Blue, he survived his days in solitude, the resonating echoes of his songbird songs that sang back to him through solitary walls, yes, he lived his days alone and wishing for somebody by his side. His antagonizing paradise welcomed the inviting loneliness. But then she arrived.
She welcomed to him a new world, an uninvited companionship. An old friend, she too, brought her own morose mood and he took her under his wing and together, they found a note to sing and spread their feathers to fly. One note turned quickly into a string of chirps, squawks, and a language created and lost quickly by those who rely upon words. They sang. They screamed. They wanted to make you feel.
She made him feel. She made him open his mouth and scream confessions, unabashed and unafraid for the first time in forever to expose himself to the elements, or to be okay that somebody left the window open, but both were too afraid to fly outside. Who needs to know the world outside when you have a world beside yourself? And still, they sang on.
He feeds seeds to her, unshelled, when he is still hungry. He would have been her Eden if she had clipped her feathers, yet instead, she dipped her wings in a pool of ink and wrote all over the walls of their own chaos that she was his.
Blue knows he has a strong voice, with or without Sweetie. Although he lets her sit on the higher pedestal in the caged life they love, he does recall the songs he sang before meeting her.
And so when she delivers the promise of a sanctity of union, wrapped in a shell of calcium and coated in an evidence of an orchestra that the two share, and his Sweetie sits and waits on pins, needles, and the two of them walk on eggshells of the newborns past that never survive until their expiration date, Blue sings on. This songbird sings his confessions, but never the words.
I guess that's the problem with being a bird. You can sing, you can hold her close, you can sing the songs you sang before you met her, and the songs you've wrote together, to comfort her sweet sorrowful chirps as another infant perishes before your eyes, but you can never find the notes that confess that yes, she had laid an egg, but, you will never have children together. You can never admit that the fault belongs to you.

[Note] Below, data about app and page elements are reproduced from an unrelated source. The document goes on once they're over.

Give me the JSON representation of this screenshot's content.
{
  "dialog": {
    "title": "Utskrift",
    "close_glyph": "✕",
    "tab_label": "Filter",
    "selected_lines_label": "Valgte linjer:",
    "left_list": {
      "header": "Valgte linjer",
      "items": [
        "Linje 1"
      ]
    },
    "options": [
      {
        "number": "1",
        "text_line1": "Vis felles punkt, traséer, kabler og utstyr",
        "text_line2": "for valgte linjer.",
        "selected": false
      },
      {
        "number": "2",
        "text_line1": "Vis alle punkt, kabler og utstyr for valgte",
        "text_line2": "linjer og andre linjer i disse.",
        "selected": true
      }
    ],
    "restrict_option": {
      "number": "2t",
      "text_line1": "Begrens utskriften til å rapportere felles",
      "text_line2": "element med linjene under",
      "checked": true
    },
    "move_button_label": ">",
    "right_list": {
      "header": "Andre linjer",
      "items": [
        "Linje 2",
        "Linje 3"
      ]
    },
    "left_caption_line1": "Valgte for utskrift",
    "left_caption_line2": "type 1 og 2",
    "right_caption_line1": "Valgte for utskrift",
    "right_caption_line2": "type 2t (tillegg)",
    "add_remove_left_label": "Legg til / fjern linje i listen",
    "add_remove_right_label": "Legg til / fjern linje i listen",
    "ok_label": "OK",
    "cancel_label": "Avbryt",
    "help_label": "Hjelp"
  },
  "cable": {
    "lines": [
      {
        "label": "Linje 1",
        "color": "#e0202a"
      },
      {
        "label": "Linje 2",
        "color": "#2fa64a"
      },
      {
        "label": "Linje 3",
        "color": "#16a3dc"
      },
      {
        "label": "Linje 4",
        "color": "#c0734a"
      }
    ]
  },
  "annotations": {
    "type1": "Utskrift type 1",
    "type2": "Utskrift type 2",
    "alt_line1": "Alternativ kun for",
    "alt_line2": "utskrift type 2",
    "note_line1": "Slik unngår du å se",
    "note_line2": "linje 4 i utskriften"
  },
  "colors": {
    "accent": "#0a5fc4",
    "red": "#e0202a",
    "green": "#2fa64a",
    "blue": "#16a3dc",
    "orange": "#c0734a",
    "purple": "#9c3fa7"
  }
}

And so Blue sings on, because his song helps Sweetie sleep at night, as the two mourn broken eggshells upon their shared pedestal. He feeds her the seeds, unshelled. He screams to her the notes until she forgets. And he prays to an open windowed future, that he can be enough to her, for now.